How Childhood Beliefs Shape Our Adult Relationships
I have often been asked to give talks on mindset, and one of the most fascinating topics is how our childhood beliefs shape our identities. If you missed that discussion on how beliefs create our reality, please go back and take a look at my previous video; it might resonate with you.
Today, I want to talk about how these childhood beliefs continue to influence us, particularly in the realm of relationships. As some of you may know, I specialize in helping clients navigate the complex world of relationships through mindset and astrology. But truth be told, the concept of relationships extends far beyond just romantic ones; it encompasses our connections with friends, family, and even money. Yes, you heard me right – money is, in a way, a relationship too. However, for today’s discussion, let’s focus on our partner relationships, the dynamics with our spouses or significant others, and how those core beliefs from our early years can significantly impact how we manage our adult relationships.
As you might have guessed, many of our relationship patterns are a product of what we witnessed in our parents’ or caretakers’ relationships. As children, we absorb information like sponges – how our parents reacted to each other, what they said, and how they felt when we were around. This is where the foundation of many of our beliefs is laid. But it doesn’t stop there. External influences, like those romantic movies or soap operas we love to hate or hate to love, also shape our notions of what relationships should be like. (I’m looking at you, McDreamy and Grey!)
Here’s the kicker: As children, we make decisions that stick about how we’ll behave in future relationships based on our observations. For instance, we might decide to mimic our mother’s actions because she seems powerful or adopt our father’s behaviours because they feel more relatable. These decisions have a very powerful effect and fuel our thoughts, feelings and actions around how we ‘do’ relationships.
Let’s dive into a real-life example: I have worked with many women who struggled with sharing how they really felt in their previous marriage. They bottled it up and then seethed with resentment until they blew up. This behaviour stemmed from her childhood, where she saw her parents often fight. The whole household felt like a war zone where she longed for peace. After witnessing her parent’s style of conflict, she decided as a child that when she grew up, she would do whatever she could to avoid conflict.
Children who grew up witnessing explosive conflicts between their parents might develop an aversion to conflict. They internalize the notion that conflict is bad, as it can escalate into anger. As adults, this can translate into a reluctance to express their true feelings in their relationships, leading to unresolved issues and communication breakdowns. I have seen so many women feel resentment in their marriage because they sucked up how they really felt instead of finding healthy ways to express and negotiate for change.

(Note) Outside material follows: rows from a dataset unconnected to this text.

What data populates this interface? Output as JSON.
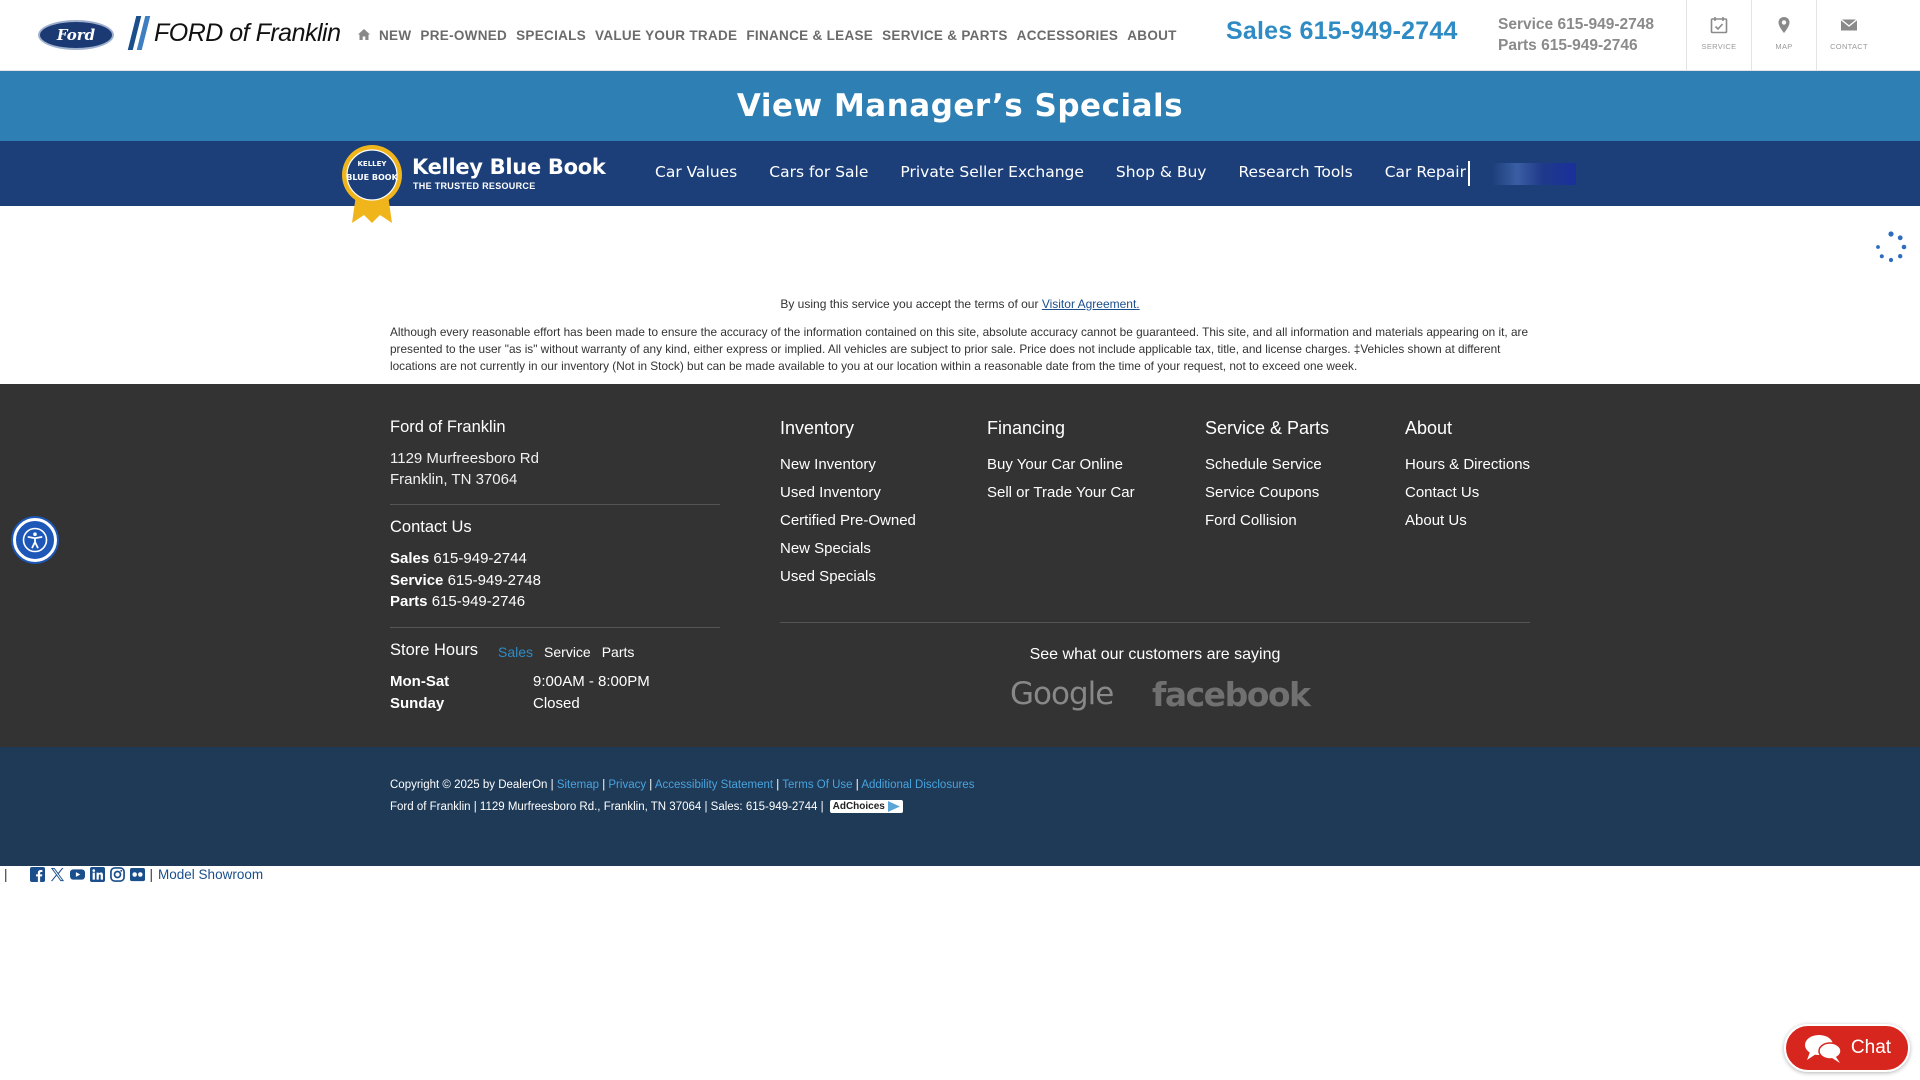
{
  "header": {
    "ford_logo": "Ford",
    "dealer_name": "FORD of Franklin",
    "nav": [
      "NEW",
      "PRE-OWNED",
      "SPECIALS",
      "VALUE YOUR TRADE",
      "FINANCE & LEASE",
      "SERVICE & PARTS",
      "ACCESSORIES",
      "ABOUT"
    ],
    "sales_label": "Sales",
    "sales_phone": "615-949-2744",
    "service_label": "Service",
    "service_phone": "615-949-2748",
    "parts_label": "Parts",
    "parts_phone": "615-949-2746",
    "icons": [
      {
        "label": "SERVICE",
        "icon": "calendar-check-icon"
      },
      {
        "label": "MAP",
        "icon": "map-pin-icon"
      },
      {
        "label": "CONTACT",
        "icon": "envelope-icon"
      }
    ]
  },
  "banner": {
    "text": "View Manager’s Specials",
    "color": "#2e7fb4"
  },
  "kbb": {
    "title": "Kelley Blue Book",
    "subtitle": "THE TRUSTED RESOURCE",
    "badge_line1": "KELLEY",
    "badge_line2": "BLUE BOOK",
    "nav": [
      "Car Values",
      "Cars for Sale",
      "Private Seller Exchange",
      "Shop & Buy",
      "Research Tools",
      "Car Repair"
    ],
    "bar_color": "#1c3f7a"
  },
  "terms": {
    "text": "By using this service you accept the terms of our",
    "link": "Visitor Agreement."
  },
  "disclaimer": "Although every reasonable effort has been made to ensure the accuracy of the information contained on this site, absolute accuracy cannot be guaranteed. This site, and all information and materials appearing on it, are presented to the user \"as is\" without warranty of any kind, either express or implied. All vehicles are subject to prior sale. Price does not include applicable tax, title, and license charges. ‡Vehicles shown at different locations are not currently in our inventory (Not in Stock) but can be made available to you at our location within a reasonable date from the time of your request, not to exceed one week.",
  "footer": {
    "dealer": "Ford of Franklin",
    "address1": "1129 Murfreesboro Rd",
    "address2": "Franklin, TN 37064",
    "contact_heading": "Contact Us",
    "contacts": [
      {
        "label": "Sales",
        "phone": "615-949-2744"
      },
      {
        "label": "Service",
        "phone": "615-949-2748"
      },
      {
        "label": "Parts",
        "phone": "615-949-2746"
      }
    ],
    "hours_heading": "Store Hours",
    "hours_tabs": [
      "Sales",
      "Service",
      "Parts"
    ],
    "hours": [
      {
        "day": "Mon-Sat",
        "time": "9:00AM - 8:00PM"
      },
      {
        "day": "Sunday",
        "time": "Closed"
      }
    ],
    "columns": [
      {
        "heading": "Inventory",
        "links": [
          "New Inventory",
          "Used Inventory",
          "Certified Pre-Owned",
          "New Specials",
          "Used Specials"
        ]
      },
      {
        "heading": "Financing",
        "links": [
          "Buy Your Car Online",
          "Sell or Trade Your Car"
        ]
      },
      {
        "heading": "Service & Parts",
        "links": [
          "Schedule Service",
          "Service Coupons",
          "Ford Collision"
        ]
      },
      {
        "heading": "About",
        "links": [
          "Hours & Directions",
          "Contact Us",
          "About Us"
        ]
      }
    ],
    "reviews_heading": "See what our customers are saying",
    "google": "Google",
    "facebook": "facebook"
  },
  "legal": {
    "copyright": "Copyright © 2025 by DealerOn |",
    "links": [
      "Sitemap",
      "Privacy",
      "Accessibility Statement",
      "Terms Of Use",
      "Additional Disclosures"
    ],
    "line2": "Ford of Franklin | 1129 Murfreesboro Rd., Franklin, TN 37064 | Sales: 615-949-2744 |",
    "adchoices": "AdChoices"
  },
  "below_footer": {
    "social": [
      "facebook-icon",
      "x-icon",
      "youtube-icon",
      "linkedin-icon",
      "instagram-icon",
      "flickr-icon"
    ],
    "model_showroom": "Model Showroom"
  },
  "chat": {
    "label": "Chat",
    "color": "#d7261e"
  }
}
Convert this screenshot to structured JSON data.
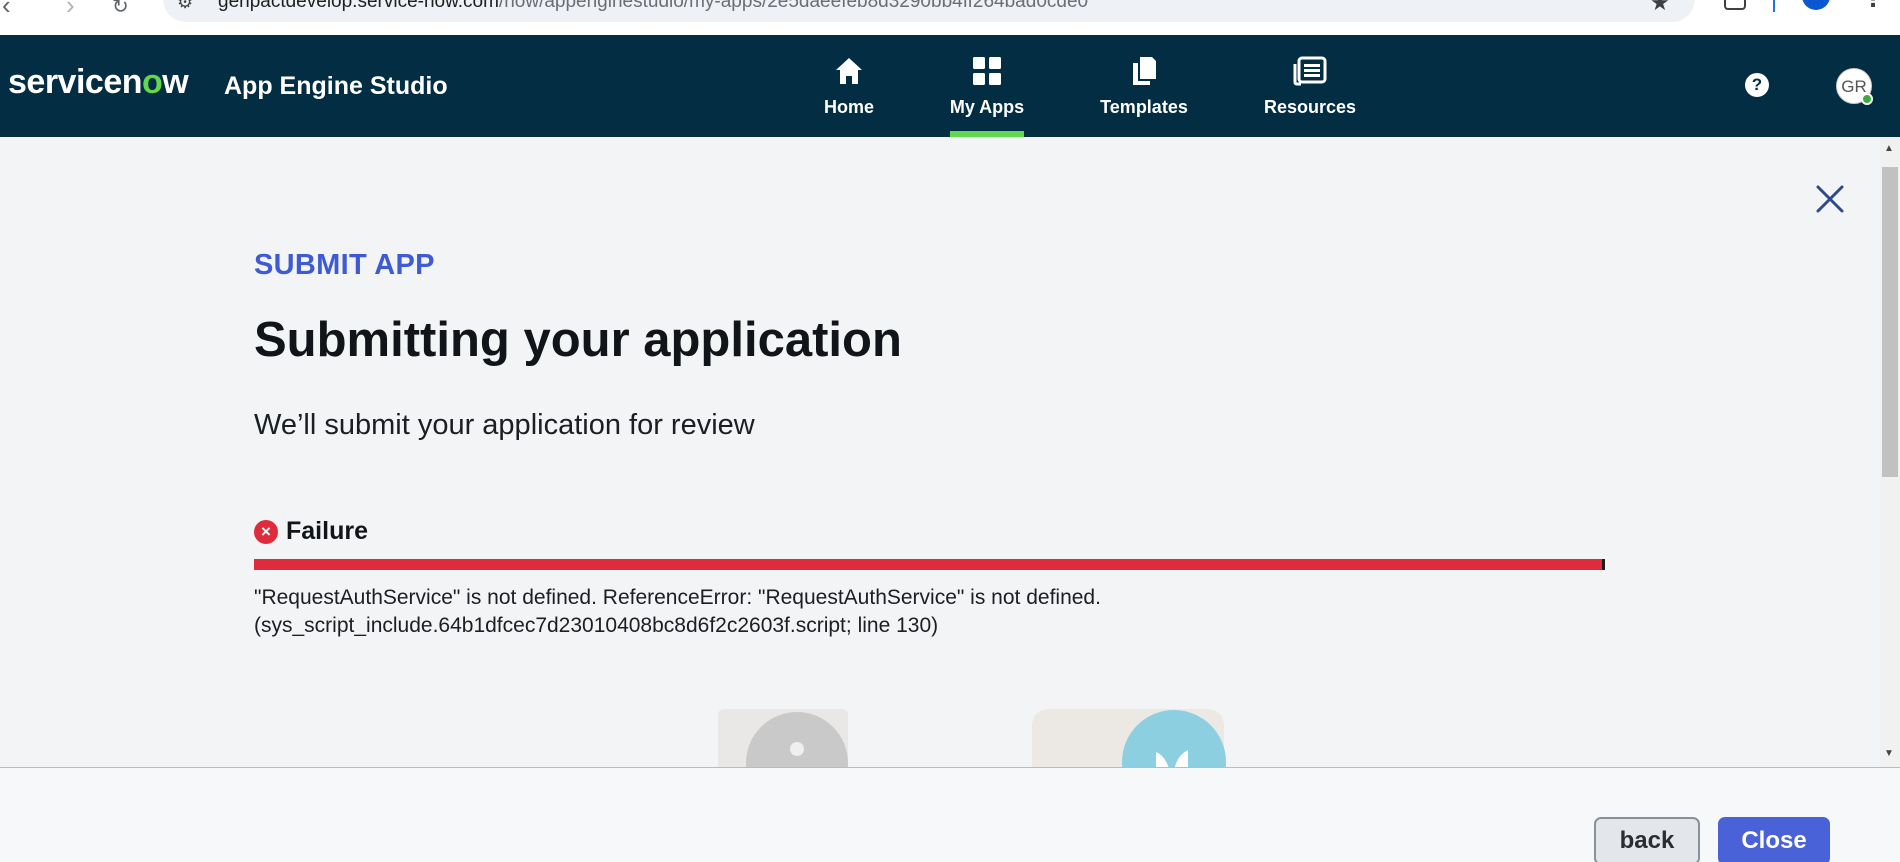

These examples illustrate how childhood beliefs can subtly infiltrate our adult relationships, often without conscious awareness. It’s our spouse or partner creating relationship disconnect instead of understanding we were helped set up the relationship dynamic too. Conflict, in my opinion, is not destructive to a relationship if the playing field is evened out, meaning each person consciously walks into a disagreement, ready to communicate from a conscious point of view. In fact, disagreements allow us to gather information that can help us resolve unhealthy patterns and strengthen our relationships.
If any of this resonates with you and you have observed yourself automatically shutting down your voice or reverting to patterns you saw in childhood, the first step to shifting beliefs is to become very observant. I personally write down what I think, feel and react when I feel myself slipping into old behaviours. This will allow you to become conscious, which I call your adult mind. This will ultimately be the mind that leads to change.
If you have questions about how childhood beliefs develop or are interested in learning more about my approach to updating relationship skills please visit www.meganoneill.ca. Feel free to leave your questions or comments; I’d love to continue this conversation.